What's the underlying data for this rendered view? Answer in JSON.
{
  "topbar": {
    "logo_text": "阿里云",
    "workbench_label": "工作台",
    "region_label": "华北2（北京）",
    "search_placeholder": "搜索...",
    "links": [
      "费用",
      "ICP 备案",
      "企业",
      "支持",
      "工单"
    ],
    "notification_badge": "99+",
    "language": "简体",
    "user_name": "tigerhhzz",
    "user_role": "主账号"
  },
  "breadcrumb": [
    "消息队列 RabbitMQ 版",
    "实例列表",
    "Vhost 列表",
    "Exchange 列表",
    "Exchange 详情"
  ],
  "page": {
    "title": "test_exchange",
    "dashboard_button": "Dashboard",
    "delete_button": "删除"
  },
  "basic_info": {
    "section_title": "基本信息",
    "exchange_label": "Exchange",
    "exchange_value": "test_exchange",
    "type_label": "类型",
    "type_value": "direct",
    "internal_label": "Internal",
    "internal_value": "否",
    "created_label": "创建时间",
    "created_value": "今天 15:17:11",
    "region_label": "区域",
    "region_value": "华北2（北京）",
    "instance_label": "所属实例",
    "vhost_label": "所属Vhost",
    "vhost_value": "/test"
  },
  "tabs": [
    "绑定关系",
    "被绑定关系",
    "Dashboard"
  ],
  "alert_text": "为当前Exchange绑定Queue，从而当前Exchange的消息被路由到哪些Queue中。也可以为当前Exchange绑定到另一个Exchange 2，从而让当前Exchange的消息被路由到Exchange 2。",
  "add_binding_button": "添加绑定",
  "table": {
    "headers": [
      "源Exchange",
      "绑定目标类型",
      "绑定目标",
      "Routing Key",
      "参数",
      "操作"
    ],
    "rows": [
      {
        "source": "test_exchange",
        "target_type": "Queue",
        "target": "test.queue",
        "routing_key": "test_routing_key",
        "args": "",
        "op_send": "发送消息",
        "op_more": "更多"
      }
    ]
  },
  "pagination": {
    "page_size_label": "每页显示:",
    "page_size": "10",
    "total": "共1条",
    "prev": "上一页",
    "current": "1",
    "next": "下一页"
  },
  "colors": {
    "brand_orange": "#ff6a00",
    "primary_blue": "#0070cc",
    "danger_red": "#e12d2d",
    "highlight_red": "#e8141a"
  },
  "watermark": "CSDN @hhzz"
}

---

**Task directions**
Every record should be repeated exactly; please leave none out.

**Result of this task**
What's the underlying data for this rendered view? Answer in JSON.
{
  "topbar": {
    "logo_text": "阿里云",
    "workbench_label": "工作台",
    "region_label": "华北2（北京）",
    "search_placeholder": "搜索...",
    "links": [
      "费用",
      "ICP 备案",
      "企业",
      "支持",
      "工单"
    ],
    "notification_badge": "99+",
    "language": "简体",
    "user_name": "tigerhhzz",
    "user_role": "主账号"
  },
  "breadcrumb": [
    "消息队列 RabbitMQ 版",
    "实例列表",
    "Vhost 列表",
    "Exchange 列表",
    "Exchange 详情"
  ],
  "page": {
    "title": "test_exchange",
    "dashboard_button": "Dashboard",
    "delete_button": "删除"
  },
  "basic_info": {
    "section_title": "基本信息",
    "exchange_label": "Exchange",
    "exchange_value": "test_exchange",
    "type_label": "类型",
    "type_value": "direct",
    "internal_label": "Internal",
    "internal_value": "否",
    "created_label": "创建时间",
    "created_value": "今天 15:17:11",
    "region_label": "区域",
    "region_value": "华北2（北京）",
    "instance_label": "所属实例",
    "vhost_label": "所属Vhost",
    "vhost_value": "/test"
  },
  "tabs": [
    "绑定关系",
    "被绑定关系",
    "Dashboard"
  ],
  "alert_text": "为当前Exchange绑定Queue，从而当前Exchange的消息被路由到哪些Queue中。也可以为当前Exchange绑定到另一个Exchange 2，从而让当前Exchange的消息被路由到Exchange 2。",
  "add_binding_button": "添加绑定",
  "table": {
    "headers": [
      "源Exchange",
      "绑定目标类型",
      "绑定目标",
      "Routing Key",
      "参数",
      "操作"
    ],
    "rows": [
      {
        "source": "test_exchange",
        "target_type": "Queue",
        "target": "test.queue",
        "routing_key": "test_routing_key",
        "args": "",
        "op_send": "发送消息",
        "op_more": "更多"
      }
    ]
  },
  "pagination": {
    "page_size_label": "每页显示:",
    "page_size": "10",
    "total": "共1条",
    "prev": "上一页",
    "current": "1",
    "next": "下一页"
  },
  "colors": {
    "brand_orange": "#ff6a00",
    "primary_blue": "#0070cc",
    "danger_red": "#e12d2d",
    "highlight_red": "#e8141a"
  },
  "watermark": "CSDN @hhzz"
}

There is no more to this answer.